● TASK DETAILS
Read the data below line by line and copy each one with "Opcional" in it.

[[ DATA EXTRACTS, beginning ]]

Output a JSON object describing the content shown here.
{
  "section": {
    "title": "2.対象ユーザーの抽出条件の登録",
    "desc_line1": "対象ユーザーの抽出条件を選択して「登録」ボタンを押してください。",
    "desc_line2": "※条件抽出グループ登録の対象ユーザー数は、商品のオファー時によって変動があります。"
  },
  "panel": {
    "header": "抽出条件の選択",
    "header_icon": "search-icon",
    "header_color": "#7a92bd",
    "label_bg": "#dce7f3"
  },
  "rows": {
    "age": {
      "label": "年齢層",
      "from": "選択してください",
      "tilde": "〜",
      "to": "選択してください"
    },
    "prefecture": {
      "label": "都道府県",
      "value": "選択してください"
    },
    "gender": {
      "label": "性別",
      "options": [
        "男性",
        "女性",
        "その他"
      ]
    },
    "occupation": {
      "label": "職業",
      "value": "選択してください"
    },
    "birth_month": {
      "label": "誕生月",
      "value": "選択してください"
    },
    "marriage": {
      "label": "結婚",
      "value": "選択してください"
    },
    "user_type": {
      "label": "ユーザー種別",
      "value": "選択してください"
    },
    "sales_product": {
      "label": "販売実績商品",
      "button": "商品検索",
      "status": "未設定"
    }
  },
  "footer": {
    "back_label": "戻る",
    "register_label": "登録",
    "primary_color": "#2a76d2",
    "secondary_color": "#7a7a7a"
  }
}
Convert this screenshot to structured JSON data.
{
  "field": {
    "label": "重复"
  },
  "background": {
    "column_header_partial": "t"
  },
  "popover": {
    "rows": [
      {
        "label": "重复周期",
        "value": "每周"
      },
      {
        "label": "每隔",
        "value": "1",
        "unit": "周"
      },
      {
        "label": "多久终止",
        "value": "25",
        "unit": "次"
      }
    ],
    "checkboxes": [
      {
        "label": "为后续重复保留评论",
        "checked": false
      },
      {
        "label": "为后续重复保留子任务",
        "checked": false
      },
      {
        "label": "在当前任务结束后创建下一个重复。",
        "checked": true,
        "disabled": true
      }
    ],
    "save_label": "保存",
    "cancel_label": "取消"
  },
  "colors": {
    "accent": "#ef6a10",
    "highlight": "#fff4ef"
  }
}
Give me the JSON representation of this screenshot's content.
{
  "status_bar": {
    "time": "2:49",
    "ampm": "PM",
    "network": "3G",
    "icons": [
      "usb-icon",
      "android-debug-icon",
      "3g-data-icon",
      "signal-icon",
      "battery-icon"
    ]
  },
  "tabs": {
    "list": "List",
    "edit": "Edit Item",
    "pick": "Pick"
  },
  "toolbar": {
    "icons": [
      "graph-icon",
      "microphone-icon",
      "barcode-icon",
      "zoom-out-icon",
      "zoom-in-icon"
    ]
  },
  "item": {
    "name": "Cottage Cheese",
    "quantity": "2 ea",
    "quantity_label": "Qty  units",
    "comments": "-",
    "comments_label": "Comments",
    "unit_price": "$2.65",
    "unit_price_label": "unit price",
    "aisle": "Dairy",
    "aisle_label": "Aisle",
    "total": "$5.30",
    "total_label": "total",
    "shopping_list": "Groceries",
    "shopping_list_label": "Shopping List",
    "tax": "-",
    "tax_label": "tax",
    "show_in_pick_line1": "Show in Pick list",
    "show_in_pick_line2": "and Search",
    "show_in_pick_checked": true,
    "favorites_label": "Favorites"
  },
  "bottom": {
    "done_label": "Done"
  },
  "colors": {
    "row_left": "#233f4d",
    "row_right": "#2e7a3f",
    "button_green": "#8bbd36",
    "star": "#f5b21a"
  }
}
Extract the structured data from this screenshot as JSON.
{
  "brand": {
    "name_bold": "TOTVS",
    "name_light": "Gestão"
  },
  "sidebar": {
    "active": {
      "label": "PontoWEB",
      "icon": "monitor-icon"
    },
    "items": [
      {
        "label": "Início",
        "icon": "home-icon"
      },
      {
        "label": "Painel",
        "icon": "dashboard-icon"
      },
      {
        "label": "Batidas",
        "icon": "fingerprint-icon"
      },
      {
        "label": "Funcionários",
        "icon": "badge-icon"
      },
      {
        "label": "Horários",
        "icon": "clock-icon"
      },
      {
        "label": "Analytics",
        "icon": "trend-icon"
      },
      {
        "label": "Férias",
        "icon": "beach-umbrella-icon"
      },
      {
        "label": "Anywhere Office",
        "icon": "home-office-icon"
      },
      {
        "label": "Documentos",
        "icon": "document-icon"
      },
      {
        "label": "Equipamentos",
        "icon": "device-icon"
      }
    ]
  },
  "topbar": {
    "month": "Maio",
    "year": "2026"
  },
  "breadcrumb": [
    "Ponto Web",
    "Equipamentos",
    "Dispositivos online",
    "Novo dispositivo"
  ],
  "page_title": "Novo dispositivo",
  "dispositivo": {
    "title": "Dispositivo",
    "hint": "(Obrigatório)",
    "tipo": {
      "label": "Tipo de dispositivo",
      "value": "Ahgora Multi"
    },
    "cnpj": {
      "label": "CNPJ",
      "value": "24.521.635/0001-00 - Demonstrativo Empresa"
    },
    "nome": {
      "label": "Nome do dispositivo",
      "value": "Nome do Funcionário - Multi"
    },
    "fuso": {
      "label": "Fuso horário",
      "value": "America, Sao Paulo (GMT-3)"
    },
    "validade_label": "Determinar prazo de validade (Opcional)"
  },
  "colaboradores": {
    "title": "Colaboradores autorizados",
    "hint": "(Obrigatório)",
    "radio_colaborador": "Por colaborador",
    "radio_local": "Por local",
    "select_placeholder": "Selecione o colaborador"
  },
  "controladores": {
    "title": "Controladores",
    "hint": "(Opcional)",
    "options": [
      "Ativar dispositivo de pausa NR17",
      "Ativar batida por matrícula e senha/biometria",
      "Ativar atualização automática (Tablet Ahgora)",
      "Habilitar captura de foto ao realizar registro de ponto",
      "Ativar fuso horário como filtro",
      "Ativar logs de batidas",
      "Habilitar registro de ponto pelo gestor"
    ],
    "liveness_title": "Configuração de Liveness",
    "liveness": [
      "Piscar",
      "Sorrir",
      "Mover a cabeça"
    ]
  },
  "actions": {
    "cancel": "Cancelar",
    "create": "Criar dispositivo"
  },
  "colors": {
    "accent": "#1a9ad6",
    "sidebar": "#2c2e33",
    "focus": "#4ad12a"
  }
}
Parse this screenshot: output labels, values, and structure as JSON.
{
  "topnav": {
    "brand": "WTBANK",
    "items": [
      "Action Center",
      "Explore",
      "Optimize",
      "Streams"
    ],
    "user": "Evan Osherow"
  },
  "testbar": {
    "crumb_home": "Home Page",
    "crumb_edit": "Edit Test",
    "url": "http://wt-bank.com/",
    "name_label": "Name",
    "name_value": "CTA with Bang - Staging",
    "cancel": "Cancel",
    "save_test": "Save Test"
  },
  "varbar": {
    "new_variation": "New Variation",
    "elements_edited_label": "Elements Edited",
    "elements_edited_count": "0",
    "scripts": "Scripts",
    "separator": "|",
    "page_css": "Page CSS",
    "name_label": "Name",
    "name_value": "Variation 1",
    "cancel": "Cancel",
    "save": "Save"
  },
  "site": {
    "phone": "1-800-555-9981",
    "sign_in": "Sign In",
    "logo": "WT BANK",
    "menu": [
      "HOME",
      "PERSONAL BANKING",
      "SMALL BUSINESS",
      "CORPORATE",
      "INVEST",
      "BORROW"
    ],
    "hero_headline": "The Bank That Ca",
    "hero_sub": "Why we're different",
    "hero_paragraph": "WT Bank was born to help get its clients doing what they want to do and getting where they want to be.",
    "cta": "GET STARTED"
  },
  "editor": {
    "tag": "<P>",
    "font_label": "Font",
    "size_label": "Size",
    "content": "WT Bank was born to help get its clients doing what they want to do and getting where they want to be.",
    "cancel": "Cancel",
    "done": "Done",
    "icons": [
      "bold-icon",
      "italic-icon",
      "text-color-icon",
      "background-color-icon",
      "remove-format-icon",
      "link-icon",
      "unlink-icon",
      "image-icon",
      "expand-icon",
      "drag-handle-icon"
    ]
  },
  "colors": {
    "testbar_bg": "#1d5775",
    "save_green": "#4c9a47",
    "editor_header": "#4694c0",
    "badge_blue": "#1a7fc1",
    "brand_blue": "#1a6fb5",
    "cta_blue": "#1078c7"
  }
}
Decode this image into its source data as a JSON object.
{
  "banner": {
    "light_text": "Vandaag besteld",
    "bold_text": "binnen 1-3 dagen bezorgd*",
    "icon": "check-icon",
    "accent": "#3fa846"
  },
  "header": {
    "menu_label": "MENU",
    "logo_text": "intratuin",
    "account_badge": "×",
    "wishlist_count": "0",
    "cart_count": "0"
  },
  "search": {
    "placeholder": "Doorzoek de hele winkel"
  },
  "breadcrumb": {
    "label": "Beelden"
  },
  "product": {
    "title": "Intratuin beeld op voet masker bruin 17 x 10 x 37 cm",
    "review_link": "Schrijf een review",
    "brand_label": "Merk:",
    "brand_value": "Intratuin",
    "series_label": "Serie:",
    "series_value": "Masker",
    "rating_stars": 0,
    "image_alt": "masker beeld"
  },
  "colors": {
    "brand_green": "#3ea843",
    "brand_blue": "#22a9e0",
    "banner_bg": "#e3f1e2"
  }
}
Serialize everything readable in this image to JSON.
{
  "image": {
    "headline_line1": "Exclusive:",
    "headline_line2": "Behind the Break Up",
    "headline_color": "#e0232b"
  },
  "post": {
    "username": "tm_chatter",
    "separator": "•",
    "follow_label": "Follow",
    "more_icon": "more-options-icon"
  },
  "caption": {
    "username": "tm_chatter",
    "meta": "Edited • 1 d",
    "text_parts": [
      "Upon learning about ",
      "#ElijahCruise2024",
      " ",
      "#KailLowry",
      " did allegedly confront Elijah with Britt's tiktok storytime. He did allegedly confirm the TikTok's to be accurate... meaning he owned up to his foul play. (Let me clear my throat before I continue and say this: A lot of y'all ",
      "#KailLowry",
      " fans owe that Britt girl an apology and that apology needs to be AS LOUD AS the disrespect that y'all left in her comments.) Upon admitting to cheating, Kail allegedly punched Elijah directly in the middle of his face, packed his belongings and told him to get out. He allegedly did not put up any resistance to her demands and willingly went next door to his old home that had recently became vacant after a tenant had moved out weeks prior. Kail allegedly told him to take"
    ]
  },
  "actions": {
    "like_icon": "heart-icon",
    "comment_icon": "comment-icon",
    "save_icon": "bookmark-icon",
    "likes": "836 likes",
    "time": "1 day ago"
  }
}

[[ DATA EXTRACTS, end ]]

● PROBLEM SOLUTION
    "validade_label": "Determinar prazo de validade (Opcional)"
    "hint": "(Opcional)",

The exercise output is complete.